GIVEN RECORDS:
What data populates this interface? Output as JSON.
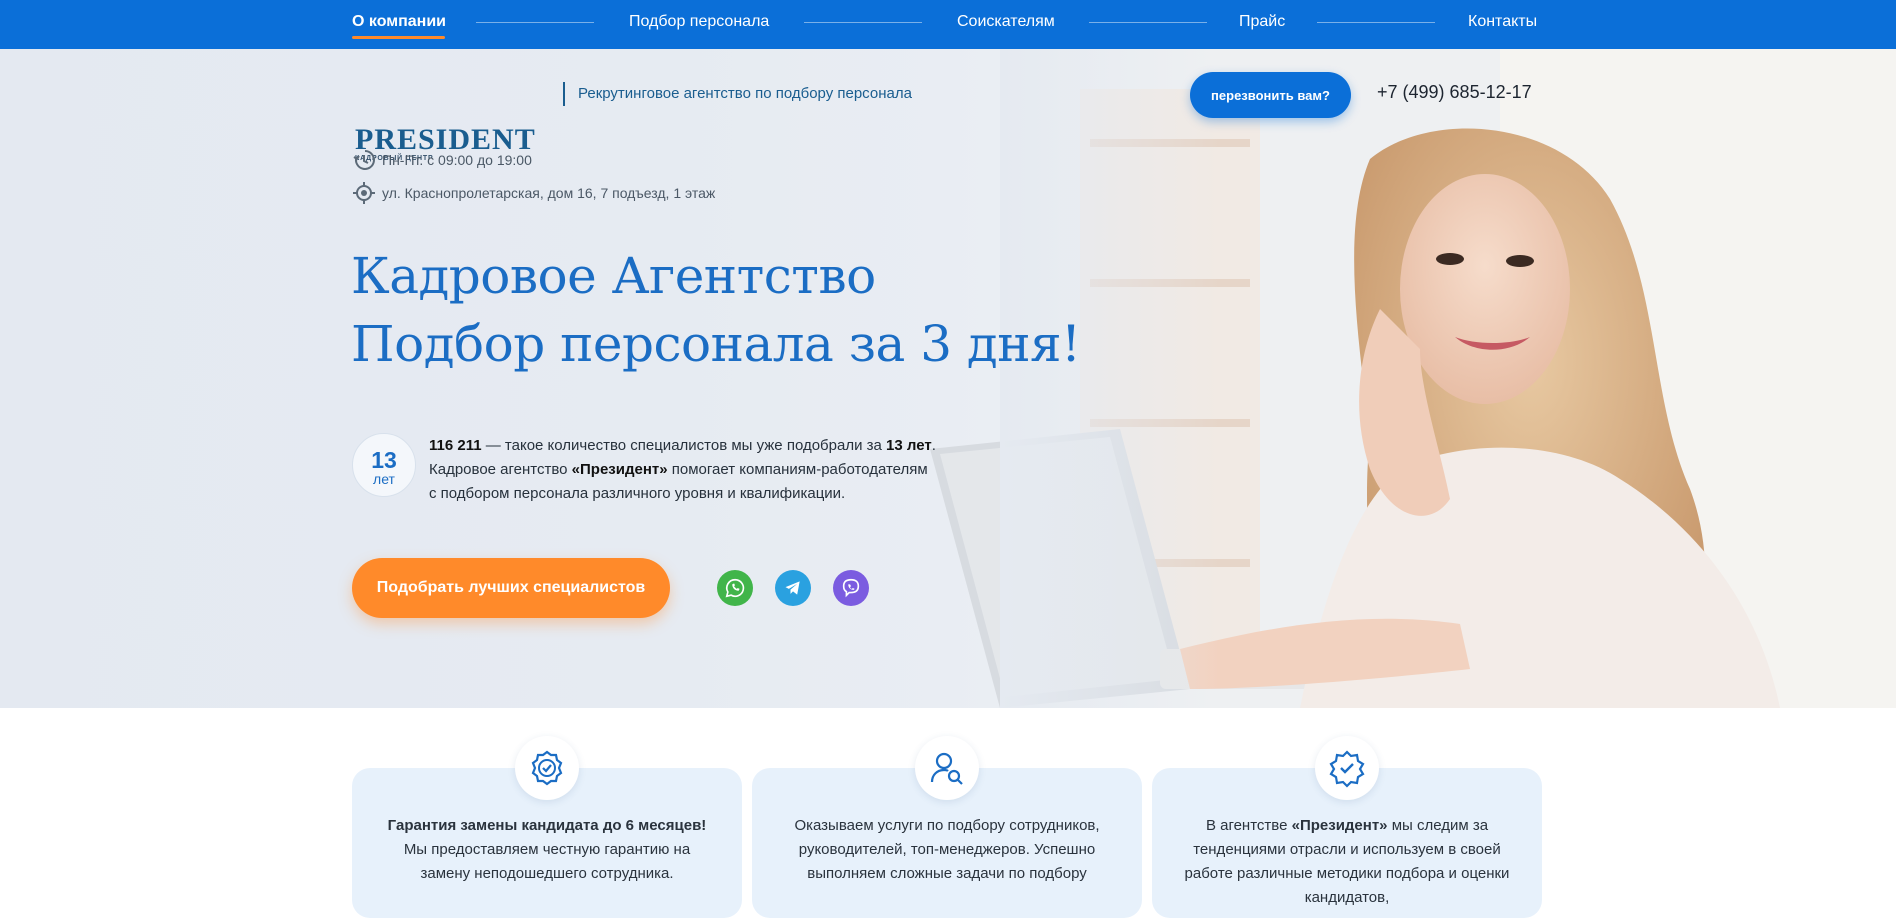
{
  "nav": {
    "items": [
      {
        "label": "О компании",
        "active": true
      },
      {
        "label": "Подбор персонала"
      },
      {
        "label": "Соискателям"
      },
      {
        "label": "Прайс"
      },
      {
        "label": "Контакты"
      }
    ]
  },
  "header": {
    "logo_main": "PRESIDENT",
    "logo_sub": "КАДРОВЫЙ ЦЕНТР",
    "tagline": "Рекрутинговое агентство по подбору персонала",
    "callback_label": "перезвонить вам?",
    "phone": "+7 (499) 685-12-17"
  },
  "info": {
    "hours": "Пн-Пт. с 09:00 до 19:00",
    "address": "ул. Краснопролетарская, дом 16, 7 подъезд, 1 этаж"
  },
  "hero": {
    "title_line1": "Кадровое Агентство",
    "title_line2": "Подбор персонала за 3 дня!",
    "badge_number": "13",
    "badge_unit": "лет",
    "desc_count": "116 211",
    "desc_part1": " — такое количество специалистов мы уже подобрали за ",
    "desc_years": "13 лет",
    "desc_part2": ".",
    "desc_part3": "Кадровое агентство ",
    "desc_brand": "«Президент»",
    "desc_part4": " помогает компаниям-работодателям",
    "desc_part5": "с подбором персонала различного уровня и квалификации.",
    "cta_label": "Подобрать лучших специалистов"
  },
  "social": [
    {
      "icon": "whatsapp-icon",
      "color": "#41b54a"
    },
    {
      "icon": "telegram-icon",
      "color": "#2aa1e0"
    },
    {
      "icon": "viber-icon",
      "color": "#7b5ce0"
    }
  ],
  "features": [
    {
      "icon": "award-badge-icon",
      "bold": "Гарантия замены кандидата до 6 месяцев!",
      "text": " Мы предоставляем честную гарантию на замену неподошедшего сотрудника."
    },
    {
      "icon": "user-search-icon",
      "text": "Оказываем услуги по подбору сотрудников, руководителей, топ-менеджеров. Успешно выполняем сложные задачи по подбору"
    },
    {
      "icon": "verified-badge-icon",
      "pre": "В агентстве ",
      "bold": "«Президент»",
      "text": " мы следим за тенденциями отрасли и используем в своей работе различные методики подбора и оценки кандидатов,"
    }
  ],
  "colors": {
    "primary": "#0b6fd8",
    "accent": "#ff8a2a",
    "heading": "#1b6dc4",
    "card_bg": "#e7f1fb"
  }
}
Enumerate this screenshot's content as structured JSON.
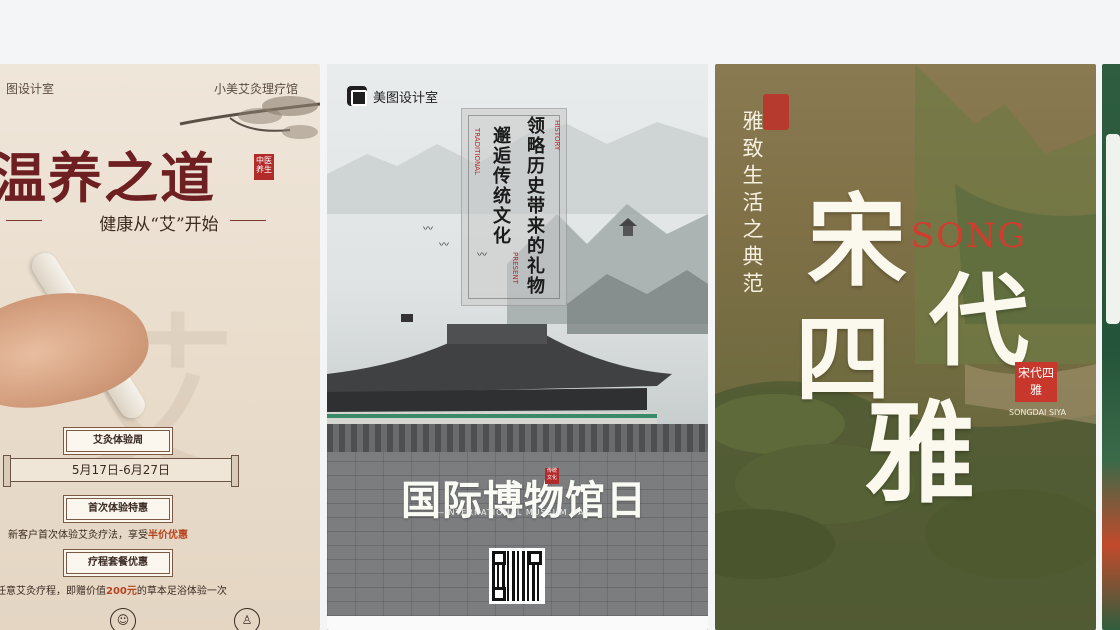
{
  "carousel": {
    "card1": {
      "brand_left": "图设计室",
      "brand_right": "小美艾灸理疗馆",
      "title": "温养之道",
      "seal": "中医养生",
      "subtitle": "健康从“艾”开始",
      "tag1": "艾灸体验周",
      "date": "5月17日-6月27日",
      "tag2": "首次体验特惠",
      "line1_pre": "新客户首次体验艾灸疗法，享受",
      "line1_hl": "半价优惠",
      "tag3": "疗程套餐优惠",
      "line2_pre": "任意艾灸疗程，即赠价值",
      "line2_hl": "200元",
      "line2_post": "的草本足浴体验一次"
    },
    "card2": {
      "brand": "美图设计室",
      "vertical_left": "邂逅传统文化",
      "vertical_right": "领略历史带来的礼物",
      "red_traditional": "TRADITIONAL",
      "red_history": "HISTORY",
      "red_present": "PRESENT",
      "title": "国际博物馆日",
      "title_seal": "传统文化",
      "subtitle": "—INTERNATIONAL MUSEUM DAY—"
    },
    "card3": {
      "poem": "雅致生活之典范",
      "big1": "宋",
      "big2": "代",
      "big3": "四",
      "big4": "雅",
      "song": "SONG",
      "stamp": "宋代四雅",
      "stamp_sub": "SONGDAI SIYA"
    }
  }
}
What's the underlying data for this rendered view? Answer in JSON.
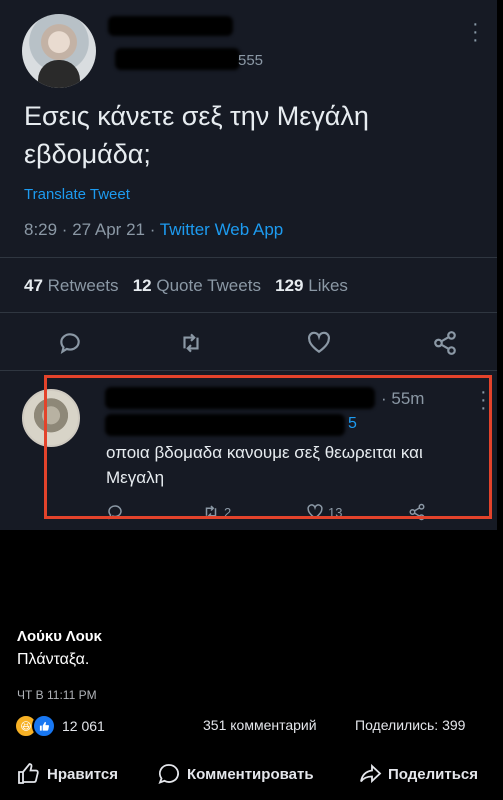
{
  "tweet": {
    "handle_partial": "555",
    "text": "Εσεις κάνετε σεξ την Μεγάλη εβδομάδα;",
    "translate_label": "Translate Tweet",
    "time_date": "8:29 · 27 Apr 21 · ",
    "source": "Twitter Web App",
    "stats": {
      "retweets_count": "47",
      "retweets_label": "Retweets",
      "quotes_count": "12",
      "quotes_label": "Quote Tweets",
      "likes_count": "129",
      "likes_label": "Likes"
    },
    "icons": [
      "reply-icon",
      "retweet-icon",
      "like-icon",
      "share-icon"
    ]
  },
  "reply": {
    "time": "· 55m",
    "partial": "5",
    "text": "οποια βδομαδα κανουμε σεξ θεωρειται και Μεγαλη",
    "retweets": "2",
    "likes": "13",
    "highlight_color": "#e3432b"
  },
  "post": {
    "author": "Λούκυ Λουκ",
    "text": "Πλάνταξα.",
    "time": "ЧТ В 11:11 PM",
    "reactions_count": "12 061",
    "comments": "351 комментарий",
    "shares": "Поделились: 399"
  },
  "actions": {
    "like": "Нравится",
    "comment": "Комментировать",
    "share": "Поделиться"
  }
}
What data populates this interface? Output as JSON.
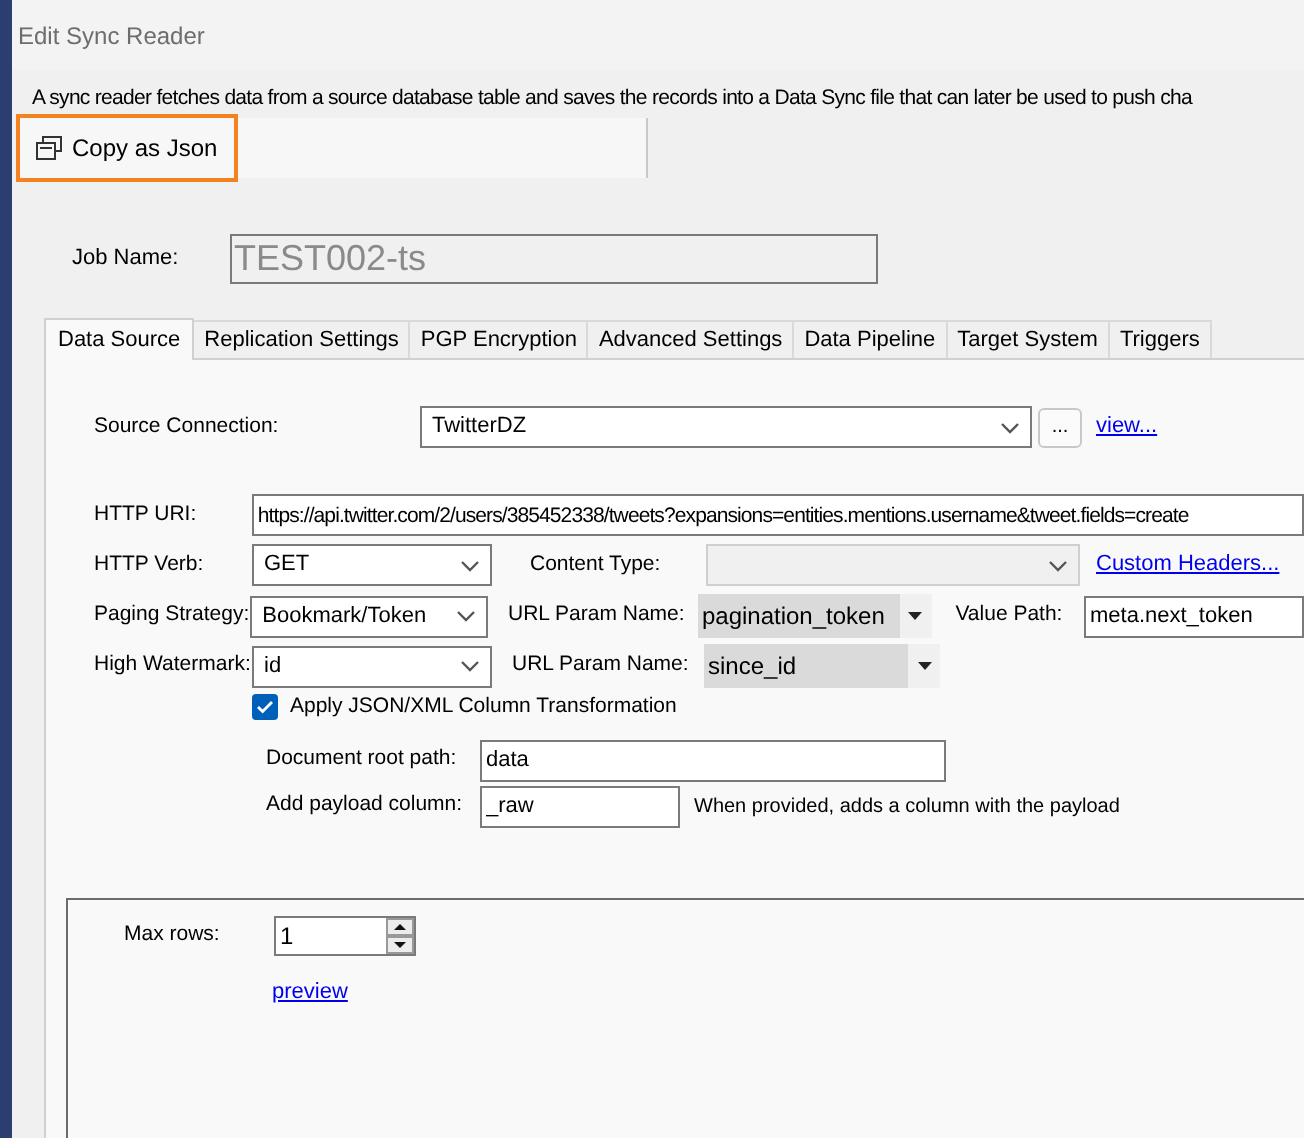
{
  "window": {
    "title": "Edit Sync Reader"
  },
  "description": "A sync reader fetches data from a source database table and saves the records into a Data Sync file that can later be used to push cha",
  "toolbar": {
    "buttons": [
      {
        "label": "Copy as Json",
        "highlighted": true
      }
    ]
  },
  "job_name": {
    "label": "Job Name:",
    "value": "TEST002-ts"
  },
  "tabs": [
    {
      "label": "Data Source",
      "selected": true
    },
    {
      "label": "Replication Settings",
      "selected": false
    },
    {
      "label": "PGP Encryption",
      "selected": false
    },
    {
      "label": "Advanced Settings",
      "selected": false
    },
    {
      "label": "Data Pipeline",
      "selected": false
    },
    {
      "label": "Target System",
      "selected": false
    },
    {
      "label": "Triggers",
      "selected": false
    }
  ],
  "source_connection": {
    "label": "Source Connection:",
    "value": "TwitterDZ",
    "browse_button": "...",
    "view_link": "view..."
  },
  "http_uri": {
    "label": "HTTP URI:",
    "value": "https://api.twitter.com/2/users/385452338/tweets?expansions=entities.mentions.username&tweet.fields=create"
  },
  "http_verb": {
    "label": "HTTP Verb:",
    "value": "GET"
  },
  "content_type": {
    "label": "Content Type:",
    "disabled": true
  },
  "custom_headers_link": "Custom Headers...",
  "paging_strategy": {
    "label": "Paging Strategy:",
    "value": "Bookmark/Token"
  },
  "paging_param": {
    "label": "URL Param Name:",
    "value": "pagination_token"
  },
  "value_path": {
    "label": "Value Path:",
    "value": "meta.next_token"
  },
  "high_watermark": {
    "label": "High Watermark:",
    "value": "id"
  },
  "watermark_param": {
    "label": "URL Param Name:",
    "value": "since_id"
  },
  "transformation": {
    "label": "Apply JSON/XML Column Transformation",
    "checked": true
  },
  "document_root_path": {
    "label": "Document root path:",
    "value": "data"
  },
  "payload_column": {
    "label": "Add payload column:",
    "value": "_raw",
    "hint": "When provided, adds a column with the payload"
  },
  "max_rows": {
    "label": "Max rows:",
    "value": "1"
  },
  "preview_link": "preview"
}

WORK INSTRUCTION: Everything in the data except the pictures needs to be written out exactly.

ANSWER:
What data populates this interface? Output as JSON.
{
  "nav": {
    "items": [
      {
        "label": "О компании",
        "active": true
      },
      {
        "label": "Подбор персонала"
      },
      {
        "label": "Соискателям"
      },
      {
        "label": "Прайс"
      },
      {
        "label": "Контакты"
      }
    ]
  },
  "header": {
    "logo_main": "PRESIDENT",
    "logo_sub": "КАДРОВЫЙ ЦЕНТР",
    "tagline": "Рекрутинговое агентство по подбору персонала",
    "callback_label": "перезвонить вам?",
    "phone": "+7 (499) 685-12-17"
  },
  "info": {
    "hours": "Пн-Пт. с 09:00 до 19:00",
    "address": "ул. Краснопролетарская, дом 16, 7 подъезд, 1 этаж"
  },
  "hero": {
    "title_line1": "Кадровое Агентство",
    "title_line2": "Подбор персонала за 3 дня!",
    "badge_number": "13",
    "badge_unit": "лет",
    "desc_count": "116 211",
    "desc_part1": " — такое количество специалистов мы уже подобрали за ",
    "desc_years": "13 лет",
    "desc_part2": ".",
    "desc_part3": "Кадровое агентство ",
    "desc_brand": "«Президент»",
    "desc_part4": " помогает компаниям-работодателям",
    "desc_part5": "с подбором персонала различного уровня и квалификации.",
    "cta_label": "Подобрать лучших специалистов"
  },
  "social": [
    {
      "icon": "whatsapp-icon",
      "color": "#41b54a"
    },
    {
      "icon": "telegram-icon",
      "color": "#2aa1e0"
    },
    {
      "icon": "viber-icon",
      "color": "#7b5ce0"
    }
  ],
  "features": [
    {
      "icon": "award-badge-icon",
      "bold": "Гарантия замены кандидата до 6 месяцев!",
      "text": " Мы предоставляем честную гарантию на замену неподошедшего сотрудника."
    },
    {
      "icon": "user-search-icon",
      "text": "Оказываем услуги по подбору сотрудников, руководителей, топ-менеджеров. Успешно выполняем сложные задачи по подбору"
    },
    {
      "icon": "verified-badge-icon",
      "pre": "В агентстве ",
      "bold": "«Президент»",
      "text": " мы следим за тенденциями отрасли и используем в своей работе различные методики подбора и оценки кандидатов,"
    }
  ],
  "colors": {
    "primary": "#0b6fd8",
    "accent": "#ff8a2a",
    "heading": "#1b6dc4",
    "card_bg": "#e7f1fb"
  }
}
Enumerate this screenshot's content as structured JSON.
{
  "carousel": {
    "card1": {
      "brand_left": "图设计室",
      "brand_right": "小美艾灸理疗馆",
      "title": "温养之道",
      "seal": "中医养生",
      "subtitle": "健康从“艾”开始",
      "tag1": "艾灸体验周",
      "date": "5月17日-6月27日",
      "tag2": "首次体验特惠",
      "line1_pre": "新客户首次体验艾灸疗法，享受",
      "line1_hl": "半价优惠",
      "tag3": "疗程套餐优惠",
      "line2_pre": "任意艾灸疗程，即赠价值",
      "line2_hl": "200元",
      "line2_post": "的草本足浴体验一次"
    },
    "card2": {
      "brand": "美图设计室",
      "vertical_left": "邂逅传统文化",
      "vertical_right": "领略历史带来的礼物",
      "red_traditional": "TRADITIONAL",
      "red_history": "HISTORY",
      "red_present": "PRESENT",
      "title": "国际博物馆日",
      "title_seal": "传统文化",
      "subtitle": "—INTERNATIONAL MUSEUM DAY—"
    },
    "card3": {
      "poem": "雅致生活之典范",
      "big1": "宋",
      "big2": "代",
      "big3": "四",
      "big4": "雅",
      "song": "SONG",
      "stamp": "宋代四雅",
      "stamp_sub": "SONGDAI SIYA"
    }
  }
}
What's the underlying data for this rendered view? Answer in JSON.
{
  "tweet": {
    "handle_partial": "555",
    "text": "Εσεις κάνετε σεξ την Μεγάλη εβδομάδα;",
    "translate_label": "Translate Tweet",
    "time_date": "8:29 · 27 Apr 21 · ",
    "source": "Twitter Web App",
    "stats": {
      "retweets_count": "47",
      "retweets_label": "Retweets",
      "quotes_count": "12",
      "quotes_label": "Quote Tweets",
      "likes_count": "129",
      "likes_label": "Likes"
    },
    "icons": [
      "reply-icon",
      "retweet-icon",
      "like-icon",
      "share-icon"
    ]
  },
  "reply": {
    "time": "· 55m",
    "partial": "5",
    "text": "οποια βδομαδα κανουμε σεξ θεωρειται και Μεγαλη",
    "retweets": "2",
    "likes": "13",
    "highlight_color": "#e3432b"
  },
  "post": {
    "author": "Λούκυ Λουκ",
    "text": "Πλάνταξα.",
    "time": "ЧТ В 11:11 PM",
    "reactions_count": "12 061",
    "comments": "351 комментарий",
    "shares": "Поделились: 399"
  },
  "actions": {
    "like": "Нравится",
    "comment": "Комментировать",
    "share": "Поделиться"
  }
}
What data populates this interface? Output as JSON.
{
  "window": {
    "title": "Edit Sync Reader"
  },
  "description": "A sync reader fetches data from a source database table and saves the records into a Data Sync file that can later be used to push cha",
  "toolbar": {
    "buttons": [
      {
        "label": "Copy as Json",
        "highlighted": true
      }
    ]
  },
  "job_name": {
    "label": "Job Name:",
    "value": "TEST002-ts"
  },
  "tabs": [
    {
      "label": "Data Source",
      "selected": true
    },
    {
      "label": "Replication Settings",
      "selected": false
    },
    {
      "label": "PGP Encryption",
      "selected": false
    },
    {
      "label": "Advanced Settings",
      "selected": false
    },
    {
      "label": "Data Pipeline",
      "selected": false
    },
    {
      "label": "Target System",
      "selected": false
    },
    {
      "label": "Triggers",
      "selected": false
    }
  ],
  "source_connection": {
    "label": "Source Connection:",
    "value": "TwitterDZ",
    "browse_button": "...",
    "view_link": "view..."
  },
  "http_uri": {
    "label": "HTTP URI:",
    "value": "https://api.twitter.com/2/users/385452338/tweets?expansions=entities.mentions.username&tweet.fields=create"
  },
  "http_verb": {
    "label": "HTTP Verb:",
    "value": "GET"
  },
  "content_type": {
    "label": "Content Type:",
    "disabled": true
  },
  "custom_headers_link": "Custom Headers...",
  "paging_strategy": {
    "label": "Paging Strategy:",
    "value": "Bookmark/Token"
  },
  "paging_param": {
    "label": "URL Param Name:",
    "value": "pagination_token"
  },
  "value_path": {
    "label": "Value Path:",
    "value": "meta.next_token"
  },
  "high_watermark": {
    "label": "High Watermark:",
    "value": "id"
  },
  "watermark_param": {
    "label": "URL Param Name:",
    "value": "since_id"
  },
  "transformation": {
    "label": "Apply JSON/XML Column Transformation",
    "checked": true
  },
  "document_root_path": {
    "label": "Document root path:",
    "value": "data"
  },
  "payload_column": {
    "label": "Add payload column:",
    "value": "_raw",
    "hint": "When provided, adds a column with the payload"
  },
  "max_rows": {
    "label": "Max rows:",
    "value": "1"
  },
  "preview_link": "preview"
}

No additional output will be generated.